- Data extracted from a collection
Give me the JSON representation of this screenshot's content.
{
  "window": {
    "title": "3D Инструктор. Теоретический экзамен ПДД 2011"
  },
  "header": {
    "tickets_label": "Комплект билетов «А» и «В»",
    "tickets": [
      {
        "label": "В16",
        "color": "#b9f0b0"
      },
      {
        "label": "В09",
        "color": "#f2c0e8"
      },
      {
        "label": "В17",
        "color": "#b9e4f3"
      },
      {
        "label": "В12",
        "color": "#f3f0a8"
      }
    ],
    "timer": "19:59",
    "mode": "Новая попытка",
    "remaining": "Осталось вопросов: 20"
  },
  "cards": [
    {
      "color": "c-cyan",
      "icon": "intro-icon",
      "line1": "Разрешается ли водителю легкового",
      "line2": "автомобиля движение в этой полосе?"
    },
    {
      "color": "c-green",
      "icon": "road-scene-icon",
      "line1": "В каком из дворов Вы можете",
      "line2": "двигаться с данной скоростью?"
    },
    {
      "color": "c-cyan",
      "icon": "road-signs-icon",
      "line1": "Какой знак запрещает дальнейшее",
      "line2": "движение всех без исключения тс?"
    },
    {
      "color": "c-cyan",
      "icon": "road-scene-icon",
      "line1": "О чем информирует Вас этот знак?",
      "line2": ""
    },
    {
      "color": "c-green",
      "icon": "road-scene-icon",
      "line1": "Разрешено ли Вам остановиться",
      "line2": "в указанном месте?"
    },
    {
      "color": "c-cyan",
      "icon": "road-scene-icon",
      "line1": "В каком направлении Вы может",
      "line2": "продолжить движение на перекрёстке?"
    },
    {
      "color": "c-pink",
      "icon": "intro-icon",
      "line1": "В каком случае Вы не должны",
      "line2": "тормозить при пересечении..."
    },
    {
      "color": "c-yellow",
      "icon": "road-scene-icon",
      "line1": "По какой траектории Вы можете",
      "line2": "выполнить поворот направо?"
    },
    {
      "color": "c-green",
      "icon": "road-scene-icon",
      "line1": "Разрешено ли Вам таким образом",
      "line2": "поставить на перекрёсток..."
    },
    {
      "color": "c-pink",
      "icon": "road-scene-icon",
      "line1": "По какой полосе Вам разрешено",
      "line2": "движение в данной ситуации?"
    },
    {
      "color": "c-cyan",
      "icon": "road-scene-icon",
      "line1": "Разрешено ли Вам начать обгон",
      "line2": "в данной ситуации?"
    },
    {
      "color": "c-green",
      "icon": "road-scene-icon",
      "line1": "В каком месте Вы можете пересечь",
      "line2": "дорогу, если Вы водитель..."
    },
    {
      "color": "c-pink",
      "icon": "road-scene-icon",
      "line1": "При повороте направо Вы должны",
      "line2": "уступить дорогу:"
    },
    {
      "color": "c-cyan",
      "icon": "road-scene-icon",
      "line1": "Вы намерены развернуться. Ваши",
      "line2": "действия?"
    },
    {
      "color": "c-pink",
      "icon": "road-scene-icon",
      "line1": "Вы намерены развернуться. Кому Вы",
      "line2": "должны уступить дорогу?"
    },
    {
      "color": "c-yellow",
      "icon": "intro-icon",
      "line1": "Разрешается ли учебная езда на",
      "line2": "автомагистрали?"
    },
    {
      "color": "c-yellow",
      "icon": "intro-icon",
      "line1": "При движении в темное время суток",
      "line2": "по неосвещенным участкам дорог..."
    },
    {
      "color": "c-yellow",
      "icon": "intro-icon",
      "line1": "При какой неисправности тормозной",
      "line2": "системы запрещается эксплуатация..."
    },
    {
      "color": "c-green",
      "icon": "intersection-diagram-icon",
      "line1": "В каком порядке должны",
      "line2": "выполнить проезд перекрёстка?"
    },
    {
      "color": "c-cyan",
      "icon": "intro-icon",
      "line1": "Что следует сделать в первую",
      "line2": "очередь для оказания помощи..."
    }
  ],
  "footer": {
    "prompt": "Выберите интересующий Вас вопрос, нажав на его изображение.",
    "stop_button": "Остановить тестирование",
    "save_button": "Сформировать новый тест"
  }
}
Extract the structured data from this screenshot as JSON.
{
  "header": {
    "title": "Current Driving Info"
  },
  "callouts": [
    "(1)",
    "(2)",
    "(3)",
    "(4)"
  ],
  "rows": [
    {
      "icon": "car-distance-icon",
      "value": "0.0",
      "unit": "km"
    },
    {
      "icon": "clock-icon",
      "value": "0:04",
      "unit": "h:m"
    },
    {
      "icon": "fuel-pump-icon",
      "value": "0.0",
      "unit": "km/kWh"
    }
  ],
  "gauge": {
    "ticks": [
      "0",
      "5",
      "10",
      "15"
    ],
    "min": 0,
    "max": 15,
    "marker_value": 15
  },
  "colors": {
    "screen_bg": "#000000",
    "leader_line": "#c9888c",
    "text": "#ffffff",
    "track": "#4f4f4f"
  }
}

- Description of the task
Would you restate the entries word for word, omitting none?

- Expected answer
Give me the JSON representation of this screenshot's content.
{
  "window": {
    "title": "3D Инструктор. Теоретический экзамен ПДД 2011"
  },
  "header": {
    "tickets_label": "Комплект билетов «А» и «В»",
    "tickets": [
      {
        "label": "В16",
        "color": "#b9f0b0"
      },
      {
        "label": "В09",
        "color": "#f2c0e8"
      },
      {
        "label": "В17",
        "color": "#b9e4f3"
      },
      {
        "label": "В12",
        "color": "#f3f0a8"
      }
    ],
    "timer": "19:59",
    "mode": "Новая попытка",
    "remaining": "Осталось вопросов: 20"
  },
  "cards": [
    {
      "color": "c-cyan",
      "icon": "intro-icon",
      "line1": "Разрешается ли водителю легкового",
      "line2": "автомобиля движение в этой полосе?"
    },
    {
      "color": "c-green",
      "icon": "road-scene-icon",
      "line1": "В каком из дворов Вы можете",
      "line2": "двигаться с данной скоростью?"
    },
    {
      "color": "c-cyan",
      "icon": "road-signs-icon",
      "line1": "Какой знак запрещает дальнейшее",
      "line2": "движение всех без исключения тс?"
    },
    {
      "color": "c-cyan",
      "icon": "road-scene-icon",
      "line1": "О чем информирует Вас этот знак?",
      "line2": ""
    },
    {
      "color": "c-green",
      "icon": "road-scene-icon",
      "line1": "Разрешено ли Вам остановиться",
      "line2": "в указанном месте?"
    },
    {
      "color": "c-cyan",
      "icon": "road-scene-icon",
      "line1": "В каком направлении Вы может",
      "line2": "продолжить движение на перекрёстке?"
    },
    {
      "color": "c-pink",
      "icon": "intro-icon",
      "line1": "В каком случае Вы не должны",
      "line2": "тормозить при пересечении..."
    },
    {
      "color": "c-yellow",
      "icon": "road-scene-icon",
      "line1": "По какой траектории Вы можете",
      "line2": "выполнить поворот направо?"
    },
    {
      "color": "c-green",
      "icon": "road-scene-icon",
      "line1": "Разрешено ли Вам таким образом",
      "line2": "поставить на перекрёсток..."
    },
    {
      "color": "c-pink",
      "icon": "road-scene-icon",
      "line1": "По какой полосе Вам разрешено",
      "line2": "движение в данной ситуации?"
    },
    {
      "color": "c-cyan",
      "icon": "road-scene-icon",
      "line1": "Разрешено ли Вам начать обгон",
      "line2": "в данной ситуации?"
    },
    {
      "color": "c-green",
      "icon": "road-scene-icon",
      "line1": "В каком месте Вы можете пересечь",
      "line2": "дорогу, если Вы водитель..."
    },
    {
      "color": "c-pink",
      "icon": "road-scene-icon",
      "line1": "При повороте направо Вы должны",
      "line2": "уступить дорогу:"
    },
    {
      "color": "c-cyan",
      "icon": "road-scene-icon",
      "line1": "Вы намерены развернуться. Ваши",
      "line2": "действия?"
    },
    {
      "color": "c-pink",
      "icon": "road-scene-icon",
      "line1": "Вы намерены развернуться. Кому Вы",
      "line2": "должны уступить дорогу?"
    },
    {
      "color": "c-yellow",
      "icon": "intro-icon",
      "line1": "Разрешается ли учебная езда на",
      "line2": "автомагистрали?"
    },
    {
      "color": "c-yellow",
      "icon": "intro-icon",
      "line1": "При движении в темное время суток",
      "line2": "по неосвещенным участкам дорог..."
    },
    {
      "color": "c-yellow",
      "icon": "intro-icon",
      "line1": "При какой неисправности тормозной",
      "line2": "системы запрещается эксплуатация..."
    },
    {
      "color": "c-green",
      "icon": "intersection-diagram-icon",
      "line1": "В каком порядке должны",
      "line2": "выполнить проезд перекрёстка?"
    },
    {
      "color": "c-cyan",
      "icon": "intro-icon",
      "line1": "Что следует сделать в первую",
      "line2": "очередь для оказания помощи..."
    }
  ],
  "footer": {
    "prompt": "Выберите интересующий Вас вопрос, нажав на его изображение.",
    "stop_button": "Остановить тестирование",
    "save_button": "Сформировать новый тест"
  }
}
Extract the structured data from this screenshot as JSON.
{
  "header": {
    "title": "Current Driving Info"
  },
  "callouts": [
    "(1)",
    "(2)",
    "(3)",
    "(4)"
  ],
  "rows": [
    {
      "icon": "car-distance-icon",
      "value": "0.0",
      "unit": "km"
    },
    {
      "icon": "clock-icon",
      "value": "0:04",
      "unit": "h:m"
    },
    {
      "icon": "fuel-pump-icon",
      "value": "0.0",
      "unit": "km/kWh"
    }
  ],
  "gauge": {
    "ticks": [
      "0",
      "5",
      "10",
      "15"
    ],
    "min": 0,
    "max": 15,
    "marker_value": 15
  },
  "colors": {
    "screen_bg": "#000000",
    "leader_line": "#c9888c",
    "text": "#ffffff",
    "track": "#4f4f4f"
  }
}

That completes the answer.